Data records for software interfaces
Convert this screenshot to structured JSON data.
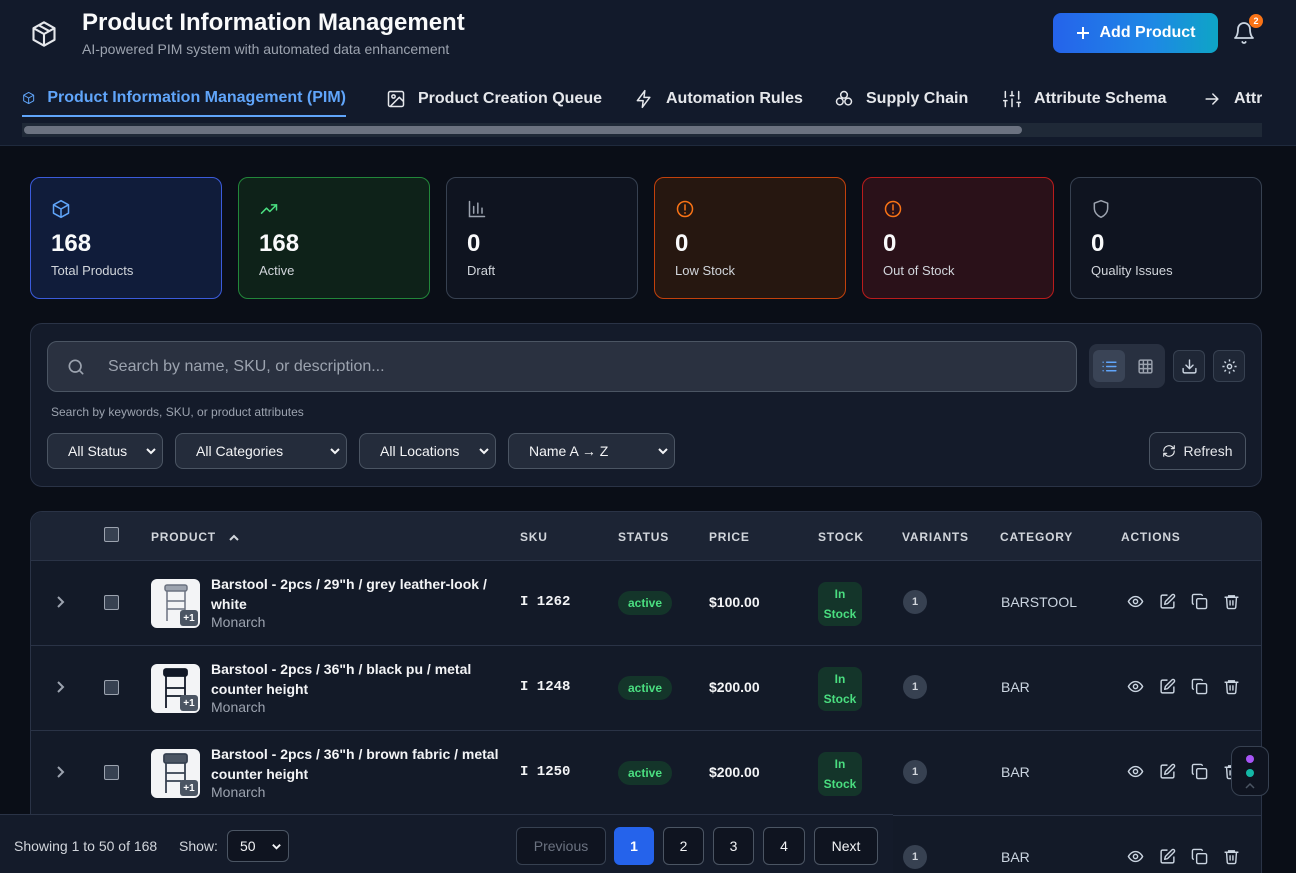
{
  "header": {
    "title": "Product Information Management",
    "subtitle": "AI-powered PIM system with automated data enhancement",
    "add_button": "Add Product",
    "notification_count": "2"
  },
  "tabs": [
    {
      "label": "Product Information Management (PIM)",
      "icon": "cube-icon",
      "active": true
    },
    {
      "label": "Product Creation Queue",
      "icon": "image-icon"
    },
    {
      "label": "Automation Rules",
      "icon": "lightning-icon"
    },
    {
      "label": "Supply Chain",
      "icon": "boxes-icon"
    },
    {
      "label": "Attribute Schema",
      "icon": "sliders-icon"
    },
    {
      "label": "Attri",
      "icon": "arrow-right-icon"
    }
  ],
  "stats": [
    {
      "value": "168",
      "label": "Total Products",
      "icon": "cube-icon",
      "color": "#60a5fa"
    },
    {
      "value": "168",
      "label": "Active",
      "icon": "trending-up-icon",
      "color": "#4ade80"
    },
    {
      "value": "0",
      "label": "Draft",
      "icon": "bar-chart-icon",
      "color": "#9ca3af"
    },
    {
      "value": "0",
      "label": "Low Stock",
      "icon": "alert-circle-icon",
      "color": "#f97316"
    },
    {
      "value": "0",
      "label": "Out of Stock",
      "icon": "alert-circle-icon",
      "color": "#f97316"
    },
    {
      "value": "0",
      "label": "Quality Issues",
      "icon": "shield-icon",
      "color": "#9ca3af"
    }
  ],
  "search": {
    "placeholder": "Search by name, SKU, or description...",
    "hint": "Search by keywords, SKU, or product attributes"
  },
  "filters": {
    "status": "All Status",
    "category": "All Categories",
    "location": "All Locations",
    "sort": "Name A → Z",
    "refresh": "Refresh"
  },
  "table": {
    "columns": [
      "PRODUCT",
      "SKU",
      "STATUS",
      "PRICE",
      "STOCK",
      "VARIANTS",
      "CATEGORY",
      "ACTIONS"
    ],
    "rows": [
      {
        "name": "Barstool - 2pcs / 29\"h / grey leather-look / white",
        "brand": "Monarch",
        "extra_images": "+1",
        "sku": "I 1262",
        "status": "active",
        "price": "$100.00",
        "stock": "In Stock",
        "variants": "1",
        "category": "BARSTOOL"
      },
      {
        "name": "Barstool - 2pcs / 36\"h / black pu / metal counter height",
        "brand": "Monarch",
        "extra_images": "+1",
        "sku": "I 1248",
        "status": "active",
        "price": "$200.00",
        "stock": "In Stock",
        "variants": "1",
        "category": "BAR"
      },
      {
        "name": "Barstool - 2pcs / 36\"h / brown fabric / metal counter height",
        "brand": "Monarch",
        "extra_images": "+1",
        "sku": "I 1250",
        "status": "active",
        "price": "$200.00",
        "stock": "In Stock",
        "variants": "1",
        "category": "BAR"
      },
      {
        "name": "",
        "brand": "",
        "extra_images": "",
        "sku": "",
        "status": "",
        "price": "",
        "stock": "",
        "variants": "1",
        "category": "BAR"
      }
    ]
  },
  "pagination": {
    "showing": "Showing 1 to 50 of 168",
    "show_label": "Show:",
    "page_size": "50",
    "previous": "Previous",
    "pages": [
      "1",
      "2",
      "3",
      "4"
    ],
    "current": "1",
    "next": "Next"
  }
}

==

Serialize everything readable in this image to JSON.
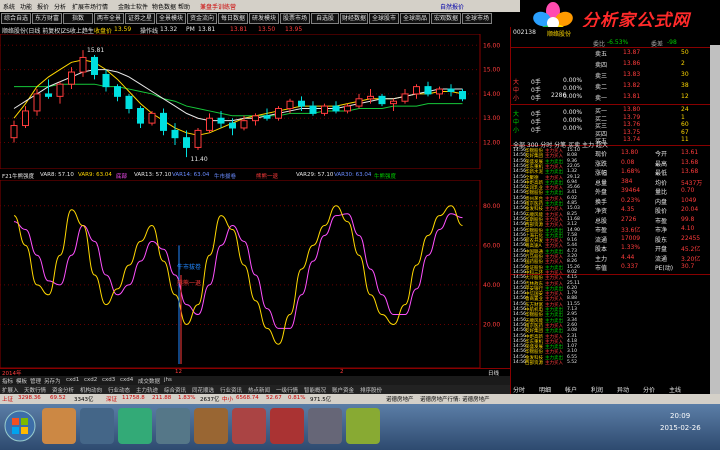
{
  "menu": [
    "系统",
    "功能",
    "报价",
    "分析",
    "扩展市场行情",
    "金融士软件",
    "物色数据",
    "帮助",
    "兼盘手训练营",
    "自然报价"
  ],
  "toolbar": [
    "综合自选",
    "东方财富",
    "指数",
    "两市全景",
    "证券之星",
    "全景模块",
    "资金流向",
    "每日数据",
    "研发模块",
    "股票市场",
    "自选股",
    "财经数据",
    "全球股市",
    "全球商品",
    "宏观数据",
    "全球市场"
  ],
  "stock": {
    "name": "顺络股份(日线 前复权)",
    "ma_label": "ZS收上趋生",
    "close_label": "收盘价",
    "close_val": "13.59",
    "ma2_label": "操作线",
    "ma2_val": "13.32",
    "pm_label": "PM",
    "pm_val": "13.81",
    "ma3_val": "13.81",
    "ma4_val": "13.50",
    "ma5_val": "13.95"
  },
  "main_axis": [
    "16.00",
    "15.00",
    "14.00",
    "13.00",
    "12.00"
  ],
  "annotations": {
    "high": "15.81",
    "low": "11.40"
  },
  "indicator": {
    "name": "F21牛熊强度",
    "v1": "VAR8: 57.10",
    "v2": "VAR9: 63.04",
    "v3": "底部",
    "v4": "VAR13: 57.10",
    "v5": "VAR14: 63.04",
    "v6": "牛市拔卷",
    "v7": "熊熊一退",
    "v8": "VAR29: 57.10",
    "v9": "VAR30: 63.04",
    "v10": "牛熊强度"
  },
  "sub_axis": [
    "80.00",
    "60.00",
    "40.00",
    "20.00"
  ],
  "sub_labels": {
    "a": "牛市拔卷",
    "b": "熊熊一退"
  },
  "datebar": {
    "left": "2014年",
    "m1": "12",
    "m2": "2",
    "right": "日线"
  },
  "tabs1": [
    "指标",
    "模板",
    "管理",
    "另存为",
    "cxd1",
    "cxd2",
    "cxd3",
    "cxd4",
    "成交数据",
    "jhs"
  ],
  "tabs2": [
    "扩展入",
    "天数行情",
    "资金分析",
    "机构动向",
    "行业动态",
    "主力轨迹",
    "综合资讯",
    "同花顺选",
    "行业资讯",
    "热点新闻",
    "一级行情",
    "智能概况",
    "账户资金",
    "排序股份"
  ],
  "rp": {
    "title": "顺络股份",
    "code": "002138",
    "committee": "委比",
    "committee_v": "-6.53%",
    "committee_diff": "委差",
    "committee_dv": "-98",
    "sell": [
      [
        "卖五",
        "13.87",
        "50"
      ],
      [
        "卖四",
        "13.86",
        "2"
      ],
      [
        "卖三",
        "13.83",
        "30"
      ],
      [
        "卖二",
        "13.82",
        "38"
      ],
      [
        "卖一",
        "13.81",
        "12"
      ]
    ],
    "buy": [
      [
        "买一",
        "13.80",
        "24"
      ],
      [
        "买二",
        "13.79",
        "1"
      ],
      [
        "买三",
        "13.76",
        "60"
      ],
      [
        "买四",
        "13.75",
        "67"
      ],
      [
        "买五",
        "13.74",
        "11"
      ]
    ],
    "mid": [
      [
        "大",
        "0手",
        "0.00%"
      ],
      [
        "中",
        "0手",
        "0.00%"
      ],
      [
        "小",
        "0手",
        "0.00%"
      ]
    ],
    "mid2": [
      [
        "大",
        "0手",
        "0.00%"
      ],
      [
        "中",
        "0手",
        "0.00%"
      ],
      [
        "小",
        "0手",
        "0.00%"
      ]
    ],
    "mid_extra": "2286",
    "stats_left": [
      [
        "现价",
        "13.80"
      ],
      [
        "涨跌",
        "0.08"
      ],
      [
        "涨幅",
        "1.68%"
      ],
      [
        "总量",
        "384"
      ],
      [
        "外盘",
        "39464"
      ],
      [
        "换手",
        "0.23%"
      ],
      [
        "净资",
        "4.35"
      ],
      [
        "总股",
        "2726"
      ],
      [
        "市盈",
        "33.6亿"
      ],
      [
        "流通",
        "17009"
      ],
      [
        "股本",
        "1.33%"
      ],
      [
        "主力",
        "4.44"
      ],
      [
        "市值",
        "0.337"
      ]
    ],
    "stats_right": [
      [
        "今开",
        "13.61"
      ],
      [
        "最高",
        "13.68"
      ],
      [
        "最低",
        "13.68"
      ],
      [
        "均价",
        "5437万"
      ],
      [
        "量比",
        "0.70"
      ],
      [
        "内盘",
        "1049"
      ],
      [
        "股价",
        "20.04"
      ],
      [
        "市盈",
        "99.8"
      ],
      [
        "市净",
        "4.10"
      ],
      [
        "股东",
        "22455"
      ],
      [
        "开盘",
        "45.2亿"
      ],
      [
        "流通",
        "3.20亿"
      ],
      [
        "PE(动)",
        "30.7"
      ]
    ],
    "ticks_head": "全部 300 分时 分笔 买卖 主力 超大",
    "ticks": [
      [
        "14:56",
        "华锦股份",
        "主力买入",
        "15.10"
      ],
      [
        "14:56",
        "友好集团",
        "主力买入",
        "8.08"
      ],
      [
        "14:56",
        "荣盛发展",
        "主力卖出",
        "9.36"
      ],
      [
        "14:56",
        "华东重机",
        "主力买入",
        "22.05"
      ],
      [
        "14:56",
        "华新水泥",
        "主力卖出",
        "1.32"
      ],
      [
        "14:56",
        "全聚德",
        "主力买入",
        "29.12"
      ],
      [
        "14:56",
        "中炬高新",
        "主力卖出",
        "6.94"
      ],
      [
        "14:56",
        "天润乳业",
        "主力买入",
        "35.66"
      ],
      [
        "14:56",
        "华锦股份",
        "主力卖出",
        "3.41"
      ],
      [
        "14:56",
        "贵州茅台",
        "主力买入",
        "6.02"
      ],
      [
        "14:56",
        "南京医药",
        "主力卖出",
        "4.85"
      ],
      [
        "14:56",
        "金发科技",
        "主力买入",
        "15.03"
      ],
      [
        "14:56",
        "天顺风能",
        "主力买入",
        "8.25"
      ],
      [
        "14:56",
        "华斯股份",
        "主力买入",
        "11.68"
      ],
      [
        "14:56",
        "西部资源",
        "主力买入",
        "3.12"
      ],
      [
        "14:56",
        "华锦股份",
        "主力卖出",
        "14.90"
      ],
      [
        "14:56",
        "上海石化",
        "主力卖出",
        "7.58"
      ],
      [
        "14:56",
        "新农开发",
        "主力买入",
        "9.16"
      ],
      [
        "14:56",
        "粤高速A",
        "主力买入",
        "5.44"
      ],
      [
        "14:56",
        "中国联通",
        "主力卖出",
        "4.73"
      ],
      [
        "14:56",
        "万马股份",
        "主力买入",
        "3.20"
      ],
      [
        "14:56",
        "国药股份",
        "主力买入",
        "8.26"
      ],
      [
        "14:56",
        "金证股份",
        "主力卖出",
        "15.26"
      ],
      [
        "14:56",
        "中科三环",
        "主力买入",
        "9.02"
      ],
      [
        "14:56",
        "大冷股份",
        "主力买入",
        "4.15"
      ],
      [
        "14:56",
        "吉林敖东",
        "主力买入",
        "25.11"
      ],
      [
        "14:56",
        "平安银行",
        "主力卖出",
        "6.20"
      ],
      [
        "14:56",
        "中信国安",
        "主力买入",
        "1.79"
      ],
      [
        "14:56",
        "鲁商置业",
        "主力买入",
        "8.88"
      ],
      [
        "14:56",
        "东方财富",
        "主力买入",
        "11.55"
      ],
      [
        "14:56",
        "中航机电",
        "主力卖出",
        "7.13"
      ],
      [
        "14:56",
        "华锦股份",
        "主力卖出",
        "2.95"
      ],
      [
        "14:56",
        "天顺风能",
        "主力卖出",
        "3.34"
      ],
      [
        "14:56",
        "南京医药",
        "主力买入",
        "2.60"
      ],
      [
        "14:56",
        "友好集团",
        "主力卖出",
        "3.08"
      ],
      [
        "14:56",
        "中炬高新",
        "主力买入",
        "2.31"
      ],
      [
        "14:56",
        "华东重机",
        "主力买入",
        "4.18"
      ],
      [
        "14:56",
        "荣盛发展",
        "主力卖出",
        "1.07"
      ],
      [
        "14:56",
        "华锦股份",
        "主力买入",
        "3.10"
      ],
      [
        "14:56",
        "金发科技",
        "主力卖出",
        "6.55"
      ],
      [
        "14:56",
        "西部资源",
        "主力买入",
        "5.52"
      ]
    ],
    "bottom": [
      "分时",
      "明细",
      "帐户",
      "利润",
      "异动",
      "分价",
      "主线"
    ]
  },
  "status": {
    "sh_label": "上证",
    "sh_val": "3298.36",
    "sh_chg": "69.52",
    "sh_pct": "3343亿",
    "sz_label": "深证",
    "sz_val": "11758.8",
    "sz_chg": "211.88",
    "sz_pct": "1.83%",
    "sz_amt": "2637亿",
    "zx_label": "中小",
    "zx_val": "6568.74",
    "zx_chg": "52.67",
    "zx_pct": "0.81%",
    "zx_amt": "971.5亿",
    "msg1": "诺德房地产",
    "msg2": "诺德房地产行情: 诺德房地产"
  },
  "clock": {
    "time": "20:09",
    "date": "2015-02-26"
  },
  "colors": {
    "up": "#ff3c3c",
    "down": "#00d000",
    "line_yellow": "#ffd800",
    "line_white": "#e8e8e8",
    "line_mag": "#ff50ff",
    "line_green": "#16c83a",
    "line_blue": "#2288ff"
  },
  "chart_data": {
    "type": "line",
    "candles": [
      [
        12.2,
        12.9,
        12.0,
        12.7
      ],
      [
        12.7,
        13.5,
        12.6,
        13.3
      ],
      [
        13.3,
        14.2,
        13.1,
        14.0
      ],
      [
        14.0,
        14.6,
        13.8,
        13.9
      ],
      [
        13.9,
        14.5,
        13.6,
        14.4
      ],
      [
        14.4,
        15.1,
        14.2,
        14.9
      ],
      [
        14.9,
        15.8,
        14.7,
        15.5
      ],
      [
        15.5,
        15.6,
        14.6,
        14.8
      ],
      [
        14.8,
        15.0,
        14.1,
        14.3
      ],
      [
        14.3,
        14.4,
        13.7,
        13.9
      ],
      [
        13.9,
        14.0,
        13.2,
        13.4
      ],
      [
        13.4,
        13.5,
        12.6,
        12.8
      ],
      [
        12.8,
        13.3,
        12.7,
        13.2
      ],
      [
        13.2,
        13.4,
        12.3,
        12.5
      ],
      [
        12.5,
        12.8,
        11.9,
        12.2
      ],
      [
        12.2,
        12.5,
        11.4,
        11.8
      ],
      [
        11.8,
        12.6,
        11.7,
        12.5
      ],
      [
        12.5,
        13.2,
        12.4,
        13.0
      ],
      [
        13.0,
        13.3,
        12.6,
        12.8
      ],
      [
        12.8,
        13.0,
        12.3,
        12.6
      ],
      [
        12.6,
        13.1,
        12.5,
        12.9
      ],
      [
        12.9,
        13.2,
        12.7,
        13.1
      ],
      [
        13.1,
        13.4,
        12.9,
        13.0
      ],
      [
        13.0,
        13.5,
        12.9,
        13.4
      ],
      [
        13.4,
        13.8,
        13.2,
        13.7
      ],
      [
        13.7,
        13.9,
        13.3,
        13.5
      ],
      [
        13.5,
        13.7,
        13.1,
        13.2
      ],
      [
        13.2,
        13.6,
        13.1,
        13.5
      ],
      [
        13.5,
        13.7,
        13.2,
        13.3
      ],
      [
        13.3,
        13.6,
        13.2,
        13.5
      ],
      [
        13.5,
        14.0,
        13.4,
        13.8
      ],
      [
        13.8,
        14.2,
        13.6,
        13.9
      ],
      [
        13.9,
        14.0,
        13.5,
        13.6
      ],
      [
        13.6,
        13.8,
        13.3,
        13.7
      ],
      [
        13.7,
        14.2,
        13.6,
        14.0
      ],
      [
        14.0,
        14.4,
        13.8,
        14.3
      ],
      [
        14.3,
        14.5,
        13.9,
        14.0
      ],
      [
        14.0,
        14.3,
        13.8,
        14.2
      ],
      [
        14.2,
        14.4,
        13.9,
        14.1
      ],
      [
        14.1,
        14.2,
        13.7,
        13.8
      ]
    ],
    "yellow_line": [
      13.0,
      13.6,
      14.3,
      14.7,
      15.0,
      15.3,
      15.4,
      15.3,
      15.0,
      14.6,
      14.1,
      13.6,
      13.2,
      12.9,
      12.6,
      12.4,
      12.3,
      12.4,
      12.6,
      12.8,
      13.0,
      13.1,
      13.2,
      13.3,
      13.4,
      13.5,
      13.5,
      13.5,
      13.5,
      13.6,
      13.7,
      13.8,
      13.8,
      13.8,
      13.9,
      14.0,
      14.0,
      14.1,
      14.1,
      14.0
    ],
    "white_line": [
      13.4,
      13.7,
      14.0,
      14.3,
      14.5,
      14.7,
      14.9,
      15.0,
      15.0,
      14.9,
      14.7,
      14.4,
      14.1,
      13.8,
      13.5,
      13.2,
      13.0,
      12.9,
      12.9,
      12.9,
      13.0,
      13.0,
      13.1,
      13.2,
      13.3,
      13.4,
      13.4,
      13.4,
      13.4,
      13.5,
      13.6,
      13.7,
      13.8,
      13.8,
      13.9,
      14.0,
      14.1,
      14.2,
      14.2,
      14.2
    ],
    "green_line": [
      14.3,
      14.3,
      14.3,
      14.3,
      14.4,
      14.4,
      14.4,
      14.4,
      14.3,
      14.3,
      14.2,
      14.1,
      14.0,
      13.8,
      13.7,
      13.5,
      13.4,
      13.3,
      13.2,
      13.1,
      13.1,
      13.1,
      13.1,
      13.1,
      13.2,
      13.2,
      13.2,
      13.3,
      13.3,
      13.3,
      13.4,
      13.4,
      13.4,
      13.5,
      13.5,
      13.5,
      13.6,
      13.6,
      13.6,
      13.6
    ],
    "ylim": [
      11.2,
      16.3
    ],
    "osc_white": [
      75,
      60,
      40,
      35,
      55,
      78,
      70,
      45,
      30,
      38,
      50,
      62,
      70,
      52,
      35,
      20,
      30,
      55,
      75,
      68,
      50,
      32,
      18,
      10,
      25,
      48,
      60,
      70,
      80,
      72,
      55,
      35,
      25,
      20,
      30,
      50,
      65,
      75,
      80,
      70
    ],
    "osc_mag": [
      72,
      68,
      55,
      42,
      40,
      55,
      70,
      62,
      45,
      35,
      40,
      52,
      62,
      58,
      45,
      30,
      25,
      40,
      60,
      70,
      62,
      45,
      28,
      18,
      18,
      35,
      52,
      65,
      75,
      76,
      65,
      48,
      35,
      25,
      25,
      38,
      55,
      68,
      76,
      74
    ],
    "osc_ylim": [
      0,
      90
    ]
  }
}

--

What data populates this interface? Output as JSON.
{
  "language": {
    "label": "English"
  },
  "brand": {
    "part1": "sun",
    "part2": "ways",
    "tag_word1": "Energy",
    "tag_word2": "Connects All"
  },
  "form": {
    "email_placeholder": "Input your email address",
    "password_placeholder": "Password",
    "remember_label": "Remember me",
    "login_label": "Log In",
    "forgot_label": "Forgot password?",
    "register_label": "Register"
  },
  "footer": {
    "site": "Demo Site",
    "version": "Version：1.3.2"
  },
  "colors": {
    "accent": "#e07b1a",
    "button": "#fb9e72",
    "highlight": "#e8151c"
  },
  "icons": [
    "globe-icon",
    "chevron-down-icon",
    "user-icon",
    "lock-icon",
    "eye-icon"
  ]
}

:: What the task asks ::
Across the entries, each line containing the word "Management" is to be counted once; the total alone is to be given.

:: Your solution ::
2